The federal government and individual states have prohibited inequity in compensation based on protected categories such as sex, race, ethnicity, and many others for decades under general anti-discrimination laws. For instance, at the federal level, it is impermissible to pay someone less because of their sex under the Equal Pay Act, which requires that men and women in the same workplace be paid equally for equal work. More broadly, Title VII of the Civil Rights Act prohibits discriminating against someone in the terms and conditions of employment, including pay, based on sex, race, color, national origin, and religion. And many states have similar laws with more extensive applicability and additional protected categories. However, it is only more recently that the discussion regarding pay inequity has moved to the foreground propelled by national social movements such as the MeToo and BlackLivesMatter movements, among others. With this more recent discourse around pay equity, there have also been some accompanying changes in the law, including a number of cities and states adopting pay transparency laws that give broader, more public access to pay information.
What are Pay Transparency Laws
Pay transparency laws generally require that employers disclose specific pay information to applicants, such as the wage, salary range, or pay scale for the position. The timing of such disclosures, the context in which such disclosures are required to be made, and the content of such disclosures varies depending on the state or local law. The goal of these laws is to more effectively address existing wage gaps and prevent against future wage gaps by providing greater openness and standardization of the salary range for a specific position no matter the applicant. Indeed, per recent earnings data at the end of 2022, White women earned about 83% percent as much as their White male counterparts while Black men earned about 79.6% of the median income of White men, among several other gaps identified based on sex, race, ethnicity, and age, per data collected by the United States Bureau of Labor Statistics.
Traditionally, specific employee salaries have been a subject treated as private information, not broadly shared or discussed. However, pay transparency laws require that this information be proactively provided, often through the actual job posting or at least some time during the application process upon an offer being made or by request of the applicant. Pay transparency laws also frequently go hand in hand with limitations on the information an employer can obtain about an applicant’s own pay history to avoid the potential of perpetuating a pay gap by using that information to determine current compensation.
Most Recent States that Have Adopted Pay Transparency Laws

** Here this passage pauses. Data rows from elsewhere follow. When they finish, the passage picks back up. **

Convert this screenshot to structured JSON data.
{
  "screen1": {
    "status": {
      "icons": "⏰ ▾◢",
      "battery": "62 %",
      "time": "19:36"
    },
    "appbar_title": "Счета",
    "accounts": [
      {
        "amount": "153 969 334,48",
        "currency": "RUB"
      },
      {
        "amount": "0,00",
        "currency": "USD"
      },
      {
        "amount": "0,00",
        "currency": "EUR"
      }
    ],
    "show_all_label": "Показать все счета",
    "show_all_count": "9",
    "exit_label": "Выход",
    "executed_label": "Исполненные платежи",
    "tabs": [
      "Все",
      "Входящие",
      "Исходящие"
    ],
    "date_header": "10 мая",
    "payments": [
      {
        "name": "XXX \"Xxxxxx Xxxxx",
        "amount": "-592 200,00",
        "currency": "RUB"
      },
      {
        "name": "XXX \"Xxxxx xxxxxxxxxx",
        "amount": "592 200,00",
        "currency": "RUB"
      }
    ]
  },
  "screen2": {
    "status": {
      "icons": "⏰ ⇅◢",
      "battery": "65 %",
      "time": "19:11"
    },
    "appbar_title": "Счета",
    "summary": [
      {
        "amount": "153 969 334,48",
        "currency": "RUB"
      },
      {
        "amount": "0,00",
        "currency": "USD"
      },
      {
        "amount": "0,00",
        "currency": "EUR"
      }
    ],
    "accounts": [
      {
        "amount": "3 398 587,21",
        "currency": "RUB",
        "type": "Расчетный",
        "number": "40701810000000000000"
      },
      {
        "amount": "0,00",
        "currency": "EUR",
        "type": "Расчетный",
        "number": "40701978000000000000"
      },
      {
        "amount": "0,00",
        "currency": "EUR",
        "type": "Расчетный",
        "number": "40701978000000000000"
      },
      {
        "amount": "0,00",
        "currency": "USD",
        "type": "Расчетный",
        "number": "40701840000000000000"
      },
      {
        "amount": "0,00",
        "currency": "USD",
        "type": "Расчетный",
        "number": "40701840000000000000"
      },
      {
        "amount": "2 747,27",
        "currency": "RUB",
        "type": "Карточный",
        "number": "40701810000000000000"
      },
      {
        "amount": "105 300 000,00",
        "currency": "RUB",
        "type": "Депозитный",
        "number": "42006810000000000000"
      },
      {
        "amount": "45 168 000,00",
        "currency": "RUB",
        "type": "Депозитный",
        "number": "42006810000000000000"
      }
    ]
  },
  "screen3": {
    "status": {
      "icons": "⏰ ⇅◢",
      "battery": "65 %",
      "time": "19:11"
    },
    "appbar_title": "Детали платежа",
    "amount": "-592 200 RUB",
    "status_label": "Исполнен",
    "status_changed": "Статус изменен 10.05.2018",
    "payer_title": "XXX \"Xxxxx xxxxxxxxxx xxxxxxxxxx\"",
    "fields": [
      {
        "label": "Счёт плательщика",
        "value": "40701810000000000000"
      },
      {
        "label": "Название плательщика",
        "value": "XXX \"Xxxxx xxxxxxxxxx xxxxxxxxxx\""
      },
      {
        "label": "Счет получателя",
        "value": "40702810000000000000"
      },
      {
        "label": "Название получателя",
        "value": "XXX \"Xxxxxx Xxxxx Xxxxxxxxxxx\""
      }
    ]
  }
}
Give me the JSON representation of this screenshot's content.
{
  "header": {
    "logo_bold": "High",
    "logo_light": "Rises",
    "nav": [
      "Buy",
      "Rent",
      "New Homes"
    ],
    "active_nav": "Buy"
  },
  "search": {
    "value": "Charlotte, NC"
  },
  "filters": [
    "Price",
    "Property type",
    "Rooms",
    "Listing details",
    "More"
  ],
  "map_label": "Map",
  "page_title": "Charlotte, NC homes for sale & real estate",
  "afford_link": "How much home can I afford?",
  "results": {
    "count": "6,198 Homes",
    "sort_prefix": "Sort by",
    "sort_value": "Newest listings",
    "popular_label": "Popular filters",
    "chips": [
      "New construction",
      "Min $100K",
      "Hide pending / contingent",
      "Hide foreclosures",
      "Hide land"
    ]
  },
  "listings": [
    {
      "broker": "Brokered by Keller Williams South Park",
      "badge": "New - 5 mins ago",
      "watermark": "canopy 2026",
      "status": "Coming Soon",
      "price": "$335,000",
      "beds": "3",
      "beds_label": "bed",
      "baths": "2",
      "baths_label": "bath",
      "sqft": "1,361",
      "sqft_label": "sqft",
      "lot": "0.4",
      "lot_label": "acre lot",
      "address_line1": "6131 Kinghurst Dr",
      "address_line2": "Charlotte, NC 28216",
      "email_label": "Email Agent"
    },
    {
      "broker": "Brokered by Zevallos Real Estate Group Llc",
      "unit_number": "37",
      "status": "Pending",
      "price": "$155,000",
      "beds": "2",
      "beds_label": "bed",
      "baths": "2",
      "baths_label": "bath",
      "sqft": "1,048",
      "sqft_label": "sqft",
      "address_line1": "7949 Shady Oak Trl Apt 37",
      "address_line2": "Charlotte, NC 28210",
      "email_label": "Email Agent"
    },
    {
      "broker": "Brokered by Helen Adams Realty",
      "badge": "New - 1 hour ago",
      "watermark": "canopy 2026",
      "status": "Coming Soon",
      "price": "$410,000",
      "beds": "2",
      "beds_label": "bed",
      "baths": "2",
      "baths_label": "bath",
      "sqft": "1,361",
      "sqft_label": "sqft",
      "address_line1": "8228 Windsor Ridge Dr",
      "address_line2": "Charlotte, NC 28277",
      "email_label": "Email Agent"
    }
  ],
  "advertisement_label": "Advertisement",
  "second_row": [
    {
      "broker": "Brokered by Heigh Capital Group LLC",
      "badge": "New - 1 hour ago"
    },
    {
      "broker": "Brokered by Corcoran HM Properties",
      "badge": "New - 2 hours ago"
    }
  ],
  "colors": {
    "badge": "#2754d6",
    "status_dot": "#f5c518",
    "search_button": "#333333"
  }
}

The three most recent states to have implemented pay transparency requirements are California, Rhode Island, and Washington, whose new or updated laws all became effective January 1, 2023. They join states such as Colorado, Connecticut, Maryland, and Nevada, as well as several cities (see our post on the New York City Pay Transparency law) and localities, which all currently have laws requiring pay information be shared in some manner related to new and/or current positions. In California, employers must provide the pay scale for a position to an applicant, or for a current position to an employee, upon request. In addition, if the employer has 15 or more employees, it must include the pay scale for a position in any job posting and require third parties that announce, post, publish, or otherwise provide knowledge of a job posting include the pay scale in that job posting.
In Rhode Island, employers must provide the wage range for a position to applicants upon request by the applicant. Employers should also be sure to provide a wage range for the position before discussing compensation with the applicant. The law also creates an obligation to provide pay information to current employees at the time of hiring, when an employee moves to a new position, and when requested by the employee. Similarly, Washington state had previously required that employers disclose pay information upon request from an applicant. But, as of January 1st, employers with 15 or more employees must disclose in each job posting for a job opening the wage scale or salary range, as well as a general description of all benefits and other compensation for the position. Washington also requires employers with 15 or more employees to provide the minimum wage or salary for the position after an applicant has received an initial offer and when an employee is offered an internal transfer or promotion.
Takeaways for Employers
Although the majority of states have yet to institute specific pay transparency laws, laws of this type are likely to be adopted by more states and localities over the next few years. Indeed, in September of this year, New York state is expected to implement a requirement for employers, employment agencies, and employees or agents of either to disclose compensation or range of compensation for the job, promotion, or transfer opportunity in any job posting. Employers currently impacted by these laws, and even those who may be in the future, should carefully evaluate their current pay ranges for certain positions and how those ranges are determined. Employers may also consider a general assessment of the compensation and pay scales for current employees in similar positions as this is certainly a condition of employment that may come under closer scrutiny as the transparency around pay continues to increase.